Sitting here, wallowing in my own disconnected anecdote, it strikes me that this belief may not be built on as rock solid a foundation as its proponents might think. The truth of it is far from self-evident. Cold turkily withdrawing from the sea of online information I normally have access to, I might even call such thinking wishful.
My loss of connectivity is dealt with by the first available service call. So, according to the provider’s schedule not mine. We’ll get to your problem at our earliest possible convenience not yours.
What’s that you privatize sector lovers say about customer service being job one? Isn’t that the kind of attitude we complain about coming from City Hall? We’ll get to it when we get to it. Is there anything else we can be of assistance with today?
On the billing side of the equation, while I ultimately got the over-charges reversed, it was only after a monumental conversation where I set aside about an hour of my day to deal with. The first part of the conversation was carried on with the front liner who spent the entire time assuring me the bill was right, I’d just blown past my allotted time usage, yaddie, yaddie, yaddie. Your plan works like this, sir.
None of which made any sense or added up at which point of time I insisted on talking to someone else. My request was granted but not before being told that I would, in all likelihood, get the same answers I was already given and that I should just be more attentive to the terms and conditions of my wireless contract. As it so happened, the answers I subsequently received were not the same. There was an admission that, yes, it appeared there were some oddities in the billing process, extra charges would be dropped and the situation monitored. What you might call, slightly delayed customer satisfaction.
But wait, I hear you saying, that’s not the true blue private sector. It’s a telecommunications company you’re talking about.
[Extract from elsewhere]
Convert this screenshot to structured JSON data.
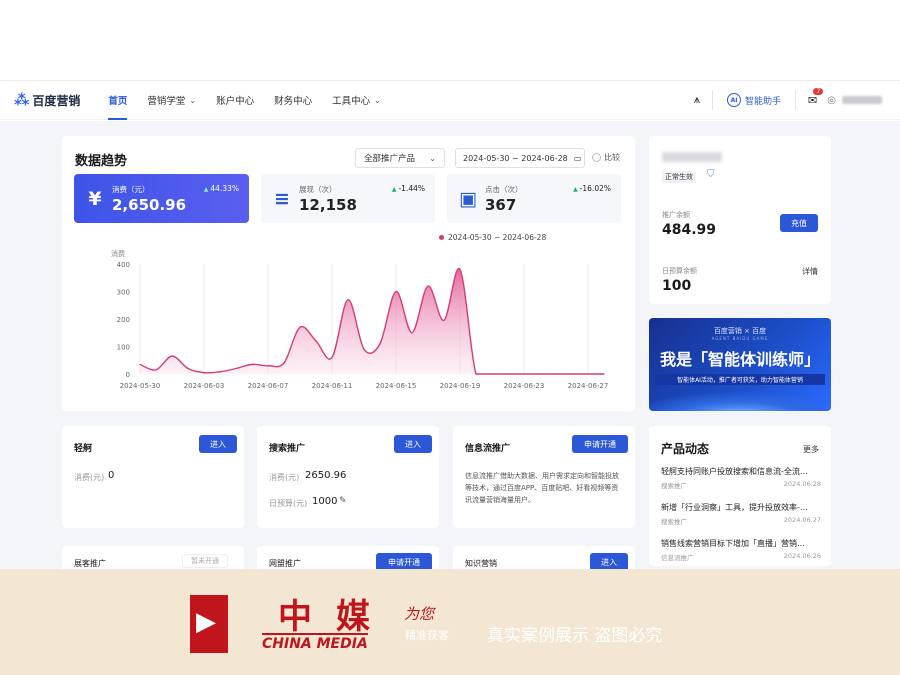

An oligopoly, tainted by government regulation and red tape. If it were true free enterprise, the field would be wide open and consumer choice would be real. Unhappy with your present circumstance, you’d just move on (or issue the threat of doing so) and get yourself a better deal and genuine customer satisfaction.
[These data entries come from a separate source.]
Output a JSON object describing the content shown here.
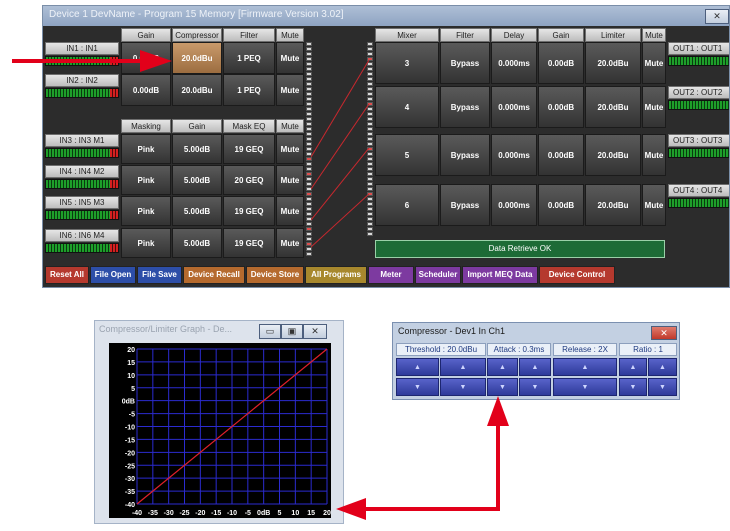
{
  "main": {
    "title": "Device 1 DevName  -  Program 15  Memory [Firmware Version 3.02]",
    "close_label": "✕",
    "input_headers": [
      "Gain",
      "Compressor",
      "Filter",
      "Mute"
    ],
    "masking_headers": [
      "Masking",
      "Gain",
      "Mask EQ",
      "Mute"
    ],
    "inputs": [
      {
        "label": "IN1 : IN1",
        "col1": "0.00dB",
        "col2": "20.0dBu",
        "col3": "1 PEQ",
        "mute": "Mute"
      },
      {
        "label": "IN2 : IN2",
        "col1": "0.00dB",
        "col2": "20.0dBu",
        "col3": "1 PEQ",
        "mute": "Mute"
      },
      {
        "label": "IN3 : IN3 M1",
        "col1": "Pink",
        "col2": "5.00dB",
        "col3": "19 GEQ",
        "mute": "Mute"
      },
      {
        "label": "IN4 : IN4 M2",
        "col1": "Pink",
        "col2": "5.00dB",
        "col3": "20 GEQ",
        "mute": "Mute"
      },
      {
        "label": "IN5 : IN5 M3",
        "col1": "Pink",
        "col2": "5.00dB",
        "col3": "19 GEQ",
        "mute": "Mute"
      },
      {
        "label": "IN6 : IN6 M4",
        "col1": "Pink",
        "col2": "5.00dB",
        "col3": "19 GEQ",
        "mute": "Mute"
      }
    ],
    "output_headers": [
      "Mixer",
      "Filter",
      "Delay",
      "Gain",
      "Limiter",
      "Mute"
    ],
    "outputs": [
      {
        "mixer": "3",
        "filter": "Bypass",
        "delay": "0.000ms",
        "gain": "0.00dB",
        "limiter": "20.0dBu",
        "mute": "Mute",
        "label": "OUT1 : OUT1"
      },
      {
        "mixer": "4",
        "filter": "Bypass",
        "delay": "0.000ms",
        "gain": "0.00dB",
        "limiter": "20.0dBu",
        "mute": "Mute",
        "label": "OUT2 : OUT2"
      },
      {
        "mixer": "5",
        "filter": "Bypass",
        "delay": "0.000ms",
        "gain": "0.00dB",
        "limiter": "20.0dBu",
        "mute": "Mute",
        "label": "OUT3 : OUT3"
      },
      {
        "mixer": "6",
        "filter": "Bypass",
        "delay": "0.000ms",
        "gain": "0.00dB",
        "limiter": "20.0dBu",
        "mute": "Mute",
        "label": "OUT4 : OUT4"
      }
    ],
    "status": "Data Retrieve OK",
    "buttons": [
      "Reset All",
      "File Open",
      "File Save",
      "Device Recall",
      "Device Store",
      "All Programs",
      "Meter",
      "Scheduler",
      "Import MEQ Data",
      "Device Control"
    ],
    "button_colors": [
      "#b5392e",
      "#2d4ea8",
      "#2d4ea8",
      "#b56a2e",
      "#b56a2e",
      "#a7882d",
      "#7d3aa0",
      "#7d3aa0",
      "#7d3aa0",
      "#b5392e"
    ]
  },
  "graph": {
    "title": "Compressor/Limiter Graph - De...",
    "min_label": "▭",
    "max_label": "▣",
    "close_label": "✕",
    "y_ticks": [
      "20",
      "15",
      "10",
      "5",
      "0dB",
      "-5",
      "-10",
      "-15",
      "-20",
      "-25",
      "-30",
      "-35",
      "-40"
    ],
    "x_ticks": [
      "-40",
      "-35",
      "-30",
      "-25",
      "-20",
      "-15",
      "-10",
      "-5",
      "0dB",
      "5",
      "10",
      "15",
      "20"
    ]
  },
  "compressor": {
    "title": "Compressor - Dev1 In Ch1",
    "close_label": "✕",
    "labels": [
      "Threshold : 20.0dBu",
      "Attack : 0.3ms",
      "Release : 2X",
      "Ratio : 1"
    ],
    "up": "▲",
    "down": "▼"
  },
  "colors": {
    "annotation": "#e2001a",
    "status_bg": "#1d6b36",
    "highlight": "#b8895a"
  }
}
Just like when you shop for socks. Or cantaloupes. Or restaurants. You look around for the best deal, compare, contrast and pull the trigger. Supply and demand. Economics 101. Easy peasy.
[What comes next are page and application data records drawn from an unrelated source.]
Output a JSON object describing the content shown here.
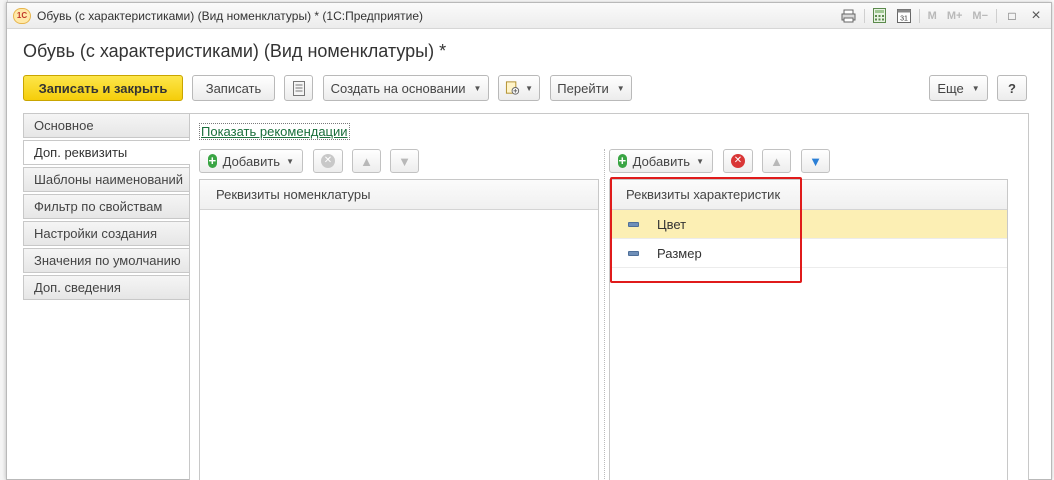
{
  "window": {
    "title": "Обувь (с характеристиками) (Вид номенклатуры) * (1С:Предприятие)",
    "logo_text": "1С",
    "title_icons": [
      "print-icon",
      "calculator-icon",
      "calendar-icon"
    ],
    "calendar_day": "31",
    "memory_buttons": [
      "M",
      "M+",
      "M−"
    ],
    "restore_icon": "□",
    "close_icon": "×"
  },
  "form": {
    "title": "Обувь (с характеристиками) (Вид номенклатуры) *"
  },
  "toolbar": {
    "save_close_label": "Записать и закрыть",
    "save_label": "Записать",
    "create_based_label": "Создать на основании",
    "goto_label": "Перейти",
    "more_label": "Еще",
    "help_label": "?"
  },
  "nav": {
    "items": [
      {
        "label": "Основное"
      },
      {
        "label": "Доп. реквизиты"
      },
      {
        "label": "Шаблоны наименований"
      },
      {
        "label": "Фильтр по свойствам"
      },
      {
        "label": "Настройки создания"
      },
      {
        "label": "Значения по умолчанию"
      },
      {
        "label": "Доп. сведения"
      }
    ],
    "active_index": 1
  },
  "main": {
    "recommendations_link": "Показать рекомендации",
    "left_panel": {
      "add_label": "Добавить",
      "column_header": "Реквизиты номенклатуры",
      "rows": []
    },
    "right_panel": {
      "add_label": "Добавить",
      "column_header": "Реквизиты характеристик",
      "rows": [
        {
          "label": "Цвет",
          "selected": true
        },
        {
          "label": "Размер",
          "selected": false
        }
      ]
    }
  },
  "colors": {
    "primary_button": "#f5cd0a",
    "selected_row": "#fcefb4",
    "highlight_frame": "#e01b1b",
    "link": "#1a6e3b",
    "add_icon": "#3aa544",
    "delete_icon_active": "#d93636"
  }
}
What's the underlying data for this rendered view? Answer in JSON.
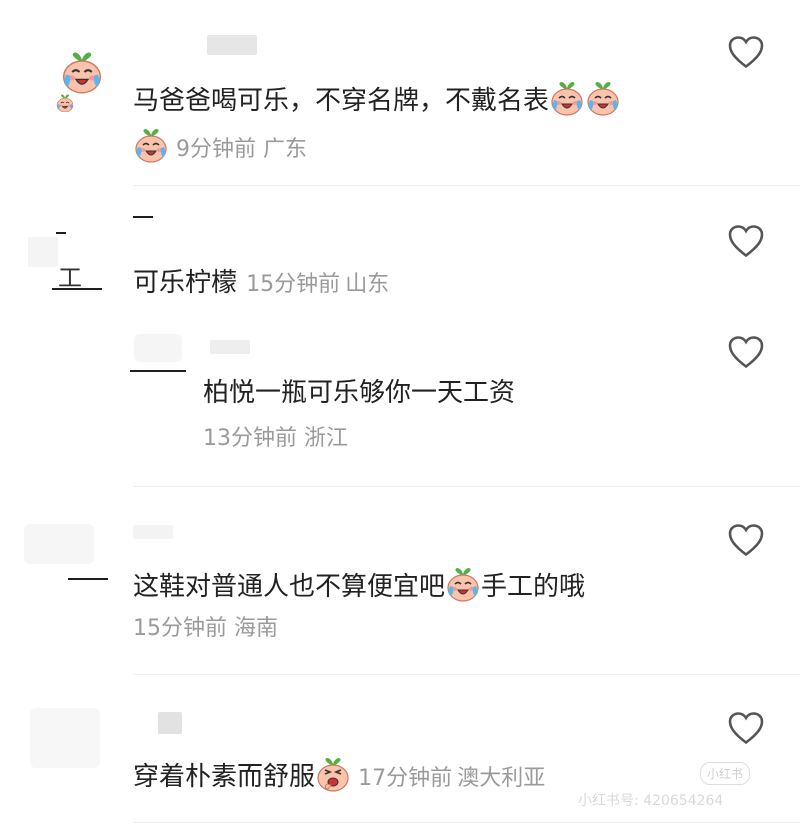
{
  "comments": [
    {
      "text": "马爸爸喝可乐，不穿名牌，不戴名表",
      "time": "9分钟前",
      "location": "广东",
      "emojis": [
        "crying-peach-emoji",
        "crying-peach-emoji",
        "crying-peach-emoji"
      ]
    },
    {
      "text": "可乐柠檬",
      "time": "15分钟前",
      "location": "山东",
      "emojis": []
    },
    {
      "text": "柏悦一瓶可乐够你一天工资",
      "time": "13分钟前",
      "location": "浙江",
      "emojis": []
    },
    {
      "text_before": "这鞋对普通人也不算便宜吧",
      "text_after": "手工的哦",
      "time": "15分钟前",
      "location": "海南",
      "emojis": [
        "crying-peach-emoji"
      ]
    },
    {
      "text": "穿着朴素而舒服",
      "time": "17分钟前",
      "location": "澳大利亚",
      "emojis": [
        "laughing-peach-emoji"
      ]
    }
  ],
  "avatar_partial_text": "工",
  "watermark": {
    "logo": "小红书",
    "id_text": "小红书号: 420654264"
  },
  "colors": {
    "text": "#222222",
    "meta": "#9a9a9a",
    "heart": "#555555",
    "divider": "#eeeeee"
  }
}
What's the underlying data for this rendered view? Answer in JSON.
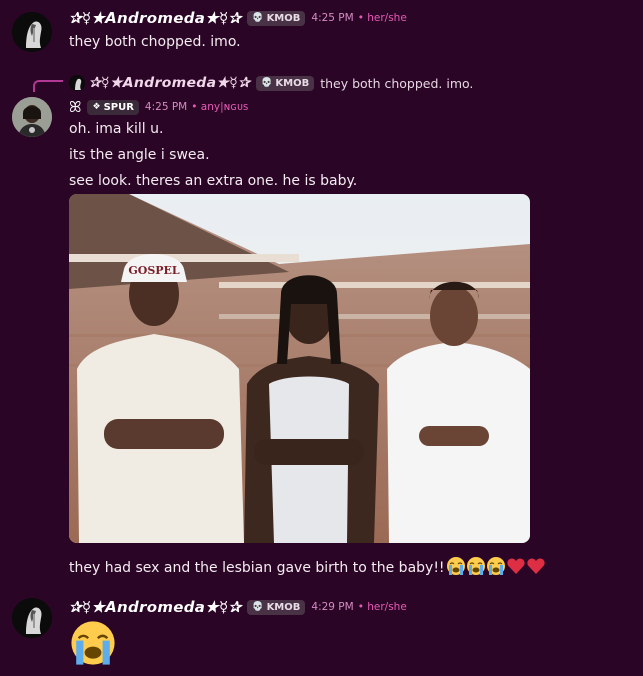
{
  "messages": [
    {
      "username": "✰☿★𝘼𝙣𝙙𝙧𝙤𝙢𝙚𝙙𝙖★☿✰",
      "tag": "KMOB",
      "tag_icon": "skull-icon",
      "time": "4:25 PM",
      "pronouns": "• her/she",
      "text": "they both chopped. imo."
    },
    {
      "reply": {
        "username": "✰☿★𝘼𝙣𝙙𝙧𝙤𝙢𝙚𝙙𝙖★☿✰",
        "tag": "KMOB",
        "text": "they both chopped. imo."
      },
      "clover": "ꕤ",
      "tag": "SPUR",
      "tag_icon": "diamond-icon",
      "time": "4:25 PM",
      "pronouns": "• any|ɴɢᴜꜱ",
      "lines": [
        "oh. ima kill u.",
        "its the angle i swea.",
        "see look. theres an extra one. he is baby."
      ],
      "photo": {
        "hat_text": "GOSPEL"
      },
      "caption": "they had sex and the lesbian gave birth to the baby!!"
    },
    {
      "username": "✰☿★𝘼𝙣𝙙𝙧𝙤𝙢𝙚𝙙𝙖★☿✰",
      "tag": "KMOB",
      "tag_icon": "skull-icon",
      "time": "4:29 PM",
      "pronouns": "• her/she"
    }
  ],
  "colors": {
    "background": "#2a0525",
    "timestamp": "#d68ac4",
    "pronouns": "#e65ab5",
    "reply_spine": "#b23893"
  }
}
What that all entails, however, is active participation on the buyers part. Setting aside the time and making the effort to gather all the necessary information to make a well informed decision. Full on engagement in the purchasing process.
And if it works so swimmingly in the private sector, who’s to say it wouldn’t be just as effective in our transactions with the public sector? Imagine if we, in our capacity as taxpayers, spent nearly the amount of time and energy engaging with our elected representatives and their bureaucratic bodies as we do the merchants of capitalism. If we were as tenaciously knowledgeable about municipal by-laws and governance structures as we are about wireless packages. If we spent as much time researching the finer points and implications of a candidate’s campaign promises or a core services review as we do calculating the statistics for our fantasy sports’ teams.
If we were as actively engaged as citizens in the public sphere as we are customers or consumers in the private one. Rather than settling on having our say only every four years at the ballot box, we were pushy and demanding every day, insisting on satisfactory outcomes like we do when our internet goes on the fritz. Instead, we shirk our duty and responsibilities with baleful sentiments like ‘you can’t fight City Hall’. We shrug our shoulders and shake our heads. Whaddya gonna do? Governments, right? Why can’t they be more like businesses?
For that to happen, we have to be more like purchasers of government services. Knowledgeable, insistent and with the realization that there is more than one way to skin a cat even in the public sector. If you can’t help me, I will find someone who can. Governments are no less responsive to that sentiment than businesses. We just seem incapable or unwilling to hold up our end of the arrangement.
— off the gridly submitted by Cityslikr